In preparing for the future, organisations are taking lessons from the environment COVID-19 ushered in. When asked what would have enabled them to be better prepared for sudden changes in workplace and employee needs, business leaders named digitising documents as their top choice.

The majority of business leaders go “paper-lite” to help improve productivity and the employee experience. Employees become more engaged in a collaborative and innovative work environment resulting from less time spent on admin tasks, and there’s a reduced risk of documentation loss.

The removal of paper storage to an offsite facility also not only helps to reduce costs, but also frees up space that can be repurposed for higher-value and alternative uses. And most importantly, information locked away in paper documents cannot be analysed to drive insights and data-driven strategies.

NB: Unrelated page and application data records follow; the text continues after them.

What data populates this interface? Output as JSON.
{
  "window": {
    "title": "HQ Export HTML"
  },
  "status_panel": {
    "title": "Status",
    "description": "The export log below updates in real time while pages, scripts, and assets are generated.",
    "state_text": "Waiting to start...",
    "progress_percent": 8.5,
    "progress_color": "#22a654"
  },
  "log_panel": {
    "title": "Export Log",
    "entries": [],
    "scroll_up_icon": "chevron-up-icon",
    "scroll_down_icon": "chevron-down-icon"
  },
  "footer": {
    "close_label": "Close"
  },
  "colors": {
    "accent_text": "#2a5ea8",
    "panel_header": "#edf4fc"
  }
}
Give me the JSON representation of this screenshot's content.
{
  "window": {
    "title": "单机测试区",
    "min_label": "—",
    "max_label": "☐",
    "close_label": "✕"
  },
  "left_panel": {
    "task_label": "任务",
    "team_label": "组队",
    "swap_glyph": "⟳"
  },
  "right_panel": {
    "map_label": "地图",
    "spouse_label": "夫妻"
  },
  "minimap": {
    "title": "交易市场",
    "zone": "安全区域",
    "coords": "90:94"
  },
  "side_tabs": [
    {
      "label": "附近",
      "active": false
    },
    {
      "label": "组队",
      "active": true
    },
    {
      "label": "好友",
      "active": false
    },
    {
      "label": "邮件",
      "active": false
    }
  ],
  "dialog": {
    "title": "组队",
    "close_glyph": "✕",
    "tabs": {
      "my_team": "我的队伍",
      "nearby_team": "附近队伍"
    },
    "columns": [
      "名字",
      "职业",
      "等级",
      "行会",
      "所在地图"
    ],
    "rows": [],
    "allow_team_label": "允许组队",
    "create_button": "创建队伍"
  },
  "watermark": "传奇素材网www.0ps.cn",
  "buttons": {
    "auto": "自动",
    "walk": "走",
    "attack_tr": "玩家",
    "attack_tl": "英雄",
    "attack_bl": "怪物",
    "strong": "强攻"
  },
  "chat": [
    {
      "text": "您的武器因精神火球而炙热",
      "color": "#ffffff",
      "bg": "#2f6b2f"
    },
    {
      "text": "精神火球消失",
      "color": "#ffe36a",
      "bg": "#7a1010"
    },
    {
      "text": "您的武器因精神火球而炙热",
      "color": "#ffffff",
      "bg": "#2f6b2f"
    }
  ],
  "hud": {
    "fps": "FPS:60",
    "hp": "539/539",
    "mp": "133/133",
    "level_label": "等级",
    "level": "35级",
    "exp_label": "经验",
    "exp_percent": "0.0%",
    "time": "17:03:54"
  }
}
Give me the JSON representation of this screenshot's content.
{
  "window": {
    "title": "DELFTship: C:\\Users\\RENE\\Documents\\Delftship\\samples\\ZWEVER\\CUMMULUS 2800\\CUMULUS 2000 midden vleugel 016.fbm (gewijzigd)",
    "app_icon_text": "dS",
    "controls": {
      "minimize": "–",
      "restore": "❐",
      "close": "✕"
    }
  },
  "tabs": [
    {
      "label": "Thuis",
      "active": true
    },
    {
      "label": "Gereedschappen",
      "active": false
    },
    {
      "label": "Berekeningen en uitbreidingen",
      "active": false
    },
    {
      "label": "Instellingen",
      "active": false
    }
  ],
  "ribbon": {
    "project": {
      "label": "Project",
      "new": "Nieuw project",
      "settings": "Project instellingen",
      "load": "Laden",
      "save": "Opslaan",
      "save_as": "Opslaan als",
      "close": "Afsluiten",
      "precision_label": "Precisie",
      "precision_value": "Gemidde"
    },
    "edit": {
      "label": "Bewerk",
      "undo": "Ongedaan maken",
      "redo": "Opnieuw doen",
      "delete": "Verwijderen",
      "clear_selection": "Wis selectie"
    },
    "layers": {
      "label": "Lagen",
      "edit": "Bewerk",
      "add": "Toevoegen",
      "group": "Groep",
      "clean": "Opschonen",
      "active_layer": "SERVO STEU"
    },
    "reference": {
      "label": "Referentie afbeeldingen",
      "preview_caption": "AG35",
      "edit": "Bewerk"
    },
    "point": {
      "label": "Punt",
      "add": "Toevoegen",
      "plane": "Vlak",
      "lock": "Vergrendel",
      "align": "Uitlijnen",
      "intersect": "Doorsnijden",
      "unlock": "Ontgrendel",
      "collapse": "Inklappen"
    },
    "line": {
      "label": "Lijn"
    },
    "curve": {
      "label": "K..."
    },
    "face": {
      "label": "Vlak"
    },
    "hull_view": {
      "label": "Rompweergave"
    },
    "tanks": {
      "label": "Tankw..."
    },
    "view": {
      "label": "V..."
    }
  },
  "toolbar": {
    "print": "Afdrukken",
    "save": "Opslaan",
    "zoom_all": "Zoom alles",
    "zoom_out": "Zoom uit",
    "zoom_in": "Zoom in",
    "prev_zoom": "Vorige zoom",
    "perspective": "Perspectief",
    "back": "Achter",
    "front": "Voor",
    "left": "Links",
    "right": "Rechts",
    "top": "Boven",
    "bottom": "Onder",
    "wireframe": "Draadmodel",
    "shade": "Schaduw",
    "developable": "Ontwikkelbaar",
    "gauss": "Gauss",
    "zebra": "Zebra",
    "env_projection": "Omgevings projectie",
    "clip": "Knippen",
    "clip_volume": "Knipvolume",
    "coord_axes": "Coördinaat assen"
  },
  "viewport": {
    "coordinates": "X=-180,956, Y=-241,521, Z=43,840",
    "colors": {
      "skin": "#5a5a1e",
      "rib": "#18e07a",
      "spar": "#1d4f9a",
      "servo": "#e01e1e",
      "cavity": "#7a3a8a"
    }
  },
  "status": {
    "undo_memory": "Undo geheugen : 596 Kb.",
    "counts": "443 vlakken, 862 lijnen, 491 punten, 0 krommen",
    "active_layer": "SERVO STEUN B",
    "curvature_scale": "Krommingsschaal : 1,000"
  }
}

Strategies to promote digital uptake

Despite the clear benefits of a paper-lite strategy, businesses are confused and concerned about how to handle the hybrid paper-digital information landscape.

However, a shift to digital records does not have to be overwhelming. Simple strategies can reduce reliance on paper records and promote digital uptake.

  • Know your goal: Be clear about your business objectives to better define your digitisation strategy and extract the greatest possible value from your information.
  • Declutter for a change mindset: Engagement in a paper-liteless office can be encouraged by decluttering work areas of filing cabinets and printers, and understanding what needs to be retained, stored elsewhere or disposed of.
  • Know what to store and where: Determine the confidentiality level, accessibility and retention period for each document. Make sure everything is consistently indexed so you know exactly where documents are stored.
  • Use your team: Setting up a working group will help to build employee engagement around new processes. Create initiatives that will help to support broad implementation and company-wide adoption.
  • Consider legal and compliance requirements: A paper-lite program will help to ensure the latest legal and regulatory requirements are built across the document lifecycle, from capture through to transformation to storage and disposal.
  • Consider big data: The volume of information is increasing and document management processes need to be able to accommodate this. Ensuring a reliable, efficient and achievable strategy in plan is the most important step. An information management plan includes a reliable, long-term storage solution that allows businesses to easily extract insights from archived data.

As Australian businesses move to a hybrid-working model, digital accessibility has never been more important. The transition to a paper-lite office will take time, but allow you to implement new procedures properly and give your employees time to adjust.